- Assignment
Look through the entries for the string "artist" and copy every line where it shows up.

- Records provided
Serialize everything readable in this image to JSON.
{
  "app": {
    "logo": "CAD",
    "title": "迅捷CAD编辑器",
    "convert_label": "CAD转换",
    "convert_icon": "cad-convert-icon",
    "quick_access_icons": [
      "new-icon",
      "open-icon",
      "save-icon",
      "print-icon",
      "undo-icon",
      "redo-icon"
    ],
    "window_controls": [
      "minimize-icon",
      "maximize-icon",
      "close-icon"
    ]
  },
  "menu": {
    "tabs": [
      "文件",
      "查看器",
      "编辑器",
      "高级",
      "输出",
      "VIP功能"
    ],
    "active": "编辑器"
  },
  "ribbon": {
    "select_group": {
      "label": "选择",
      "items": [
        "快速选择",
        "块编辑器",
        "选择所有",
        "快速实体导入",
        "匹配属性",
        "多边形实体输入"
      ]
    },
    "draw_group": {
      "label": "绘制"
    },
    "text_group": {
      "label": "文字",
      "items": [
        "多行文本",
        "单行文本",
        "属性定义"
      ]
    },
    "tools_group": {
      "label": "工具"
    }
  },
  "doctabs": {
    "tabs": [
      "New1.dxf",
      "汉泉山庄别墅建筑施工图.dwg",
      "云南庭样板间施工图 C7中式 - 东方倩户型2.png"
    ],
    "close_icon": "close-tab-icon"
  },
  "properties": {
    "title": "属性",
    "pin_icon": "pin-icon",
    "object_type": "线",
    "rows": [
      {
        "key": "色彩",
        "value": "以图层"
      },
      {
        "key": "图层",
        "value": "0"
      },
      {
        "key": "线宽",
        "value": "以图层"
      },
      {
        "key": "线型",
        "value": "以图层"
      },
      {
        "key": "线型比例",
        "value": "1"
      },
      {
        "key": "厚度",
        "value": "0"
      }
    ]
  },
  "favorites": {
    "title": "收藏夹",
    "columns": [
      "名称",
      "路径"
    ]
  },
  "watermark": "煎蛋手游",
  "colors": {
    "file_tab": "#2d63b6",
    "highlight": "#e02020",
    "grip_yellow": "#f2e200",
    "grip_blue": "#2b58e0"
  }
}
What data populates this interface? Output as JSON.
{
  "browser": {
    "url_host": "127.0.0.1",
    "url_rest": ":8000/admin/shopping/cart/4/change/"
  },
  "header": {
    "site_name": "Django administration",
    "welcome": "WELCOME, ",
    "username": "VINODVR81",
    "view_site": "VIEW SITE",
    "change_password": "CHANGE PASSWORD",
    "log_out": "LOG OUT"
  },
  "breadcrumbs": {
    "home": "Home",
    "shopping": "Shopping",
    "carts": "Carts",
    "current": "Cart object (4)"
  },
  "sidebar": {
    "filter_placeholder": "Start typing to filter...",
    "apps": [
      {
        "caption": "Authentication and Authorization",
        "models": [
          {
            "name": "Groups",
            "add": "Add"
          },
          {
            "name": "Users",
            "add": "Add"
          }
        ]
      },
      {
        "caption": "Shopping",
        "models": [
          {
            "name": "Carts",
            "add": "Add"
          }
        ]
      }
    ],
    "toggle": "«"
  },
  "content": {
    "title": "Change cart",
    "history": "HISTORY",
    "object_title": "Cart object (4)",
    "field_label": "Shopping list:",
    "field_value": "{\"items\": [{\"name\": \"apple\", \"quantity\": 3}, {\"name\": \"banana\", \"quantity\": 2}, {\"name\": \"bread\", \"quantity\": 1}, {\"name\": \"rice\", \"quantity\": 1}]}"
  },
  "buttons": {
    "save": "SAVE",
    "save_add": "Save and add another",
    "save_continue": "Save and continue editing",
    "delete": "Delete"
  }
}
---
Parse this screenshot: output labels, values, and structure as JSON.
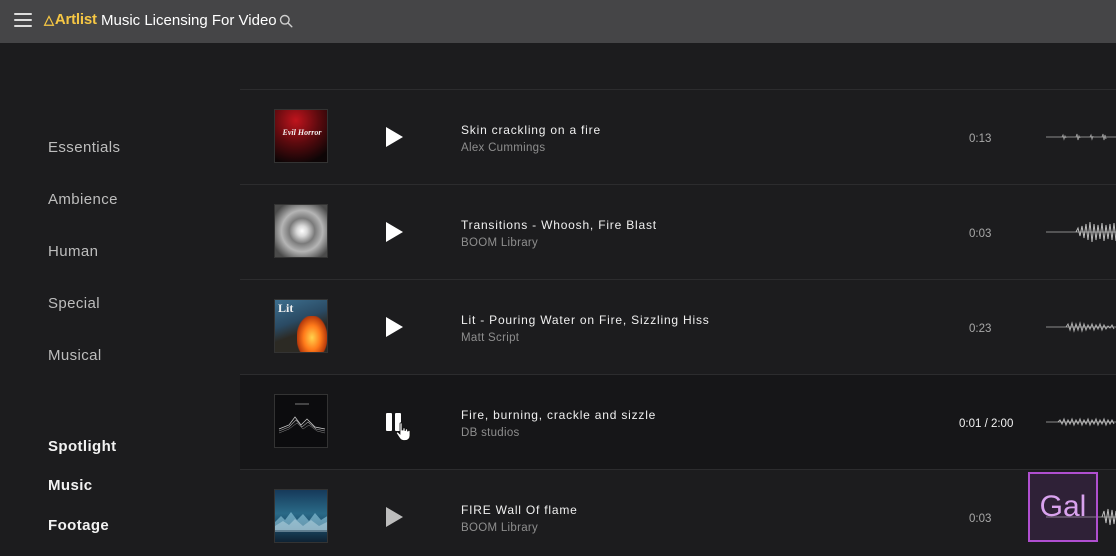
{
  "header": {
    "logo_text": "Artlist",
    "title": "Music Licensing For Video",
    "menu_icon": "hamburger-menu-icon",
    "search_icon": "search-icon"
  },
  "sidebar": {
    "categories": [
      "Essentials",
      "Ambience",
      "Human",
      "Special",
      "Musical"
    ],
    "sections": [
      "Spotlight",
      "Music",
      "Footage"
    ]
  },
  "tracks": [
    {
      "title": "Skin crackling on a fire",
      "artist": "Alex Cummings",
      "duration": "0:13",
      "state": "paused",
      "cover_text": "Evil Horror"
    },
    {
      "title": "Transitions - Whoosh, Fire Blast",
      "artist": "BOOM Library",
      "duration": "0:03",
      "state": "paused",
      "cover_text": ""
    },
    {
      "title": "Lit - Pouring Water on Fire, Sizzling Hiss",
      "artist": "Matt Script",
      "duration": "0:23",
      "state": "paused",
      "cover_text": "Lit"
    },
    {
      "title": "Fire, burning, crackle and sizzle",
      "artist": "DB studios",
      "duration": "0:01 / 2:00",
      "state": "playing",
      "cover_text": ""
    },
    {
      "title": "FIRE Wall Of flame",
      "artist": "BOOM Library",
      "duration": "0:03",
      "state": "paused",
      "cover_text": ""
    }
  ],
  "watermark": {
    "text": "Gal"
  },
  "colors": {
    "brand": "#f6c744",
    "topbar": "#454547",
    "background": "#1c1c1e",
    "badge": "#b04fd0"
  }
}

- Written answer
      "artist": "Alex Cummings",
      "artist": "BOOM Library",
      "artist": "Matt Script",
      "artist": "DB studios",
      "artist": "BOOM Library",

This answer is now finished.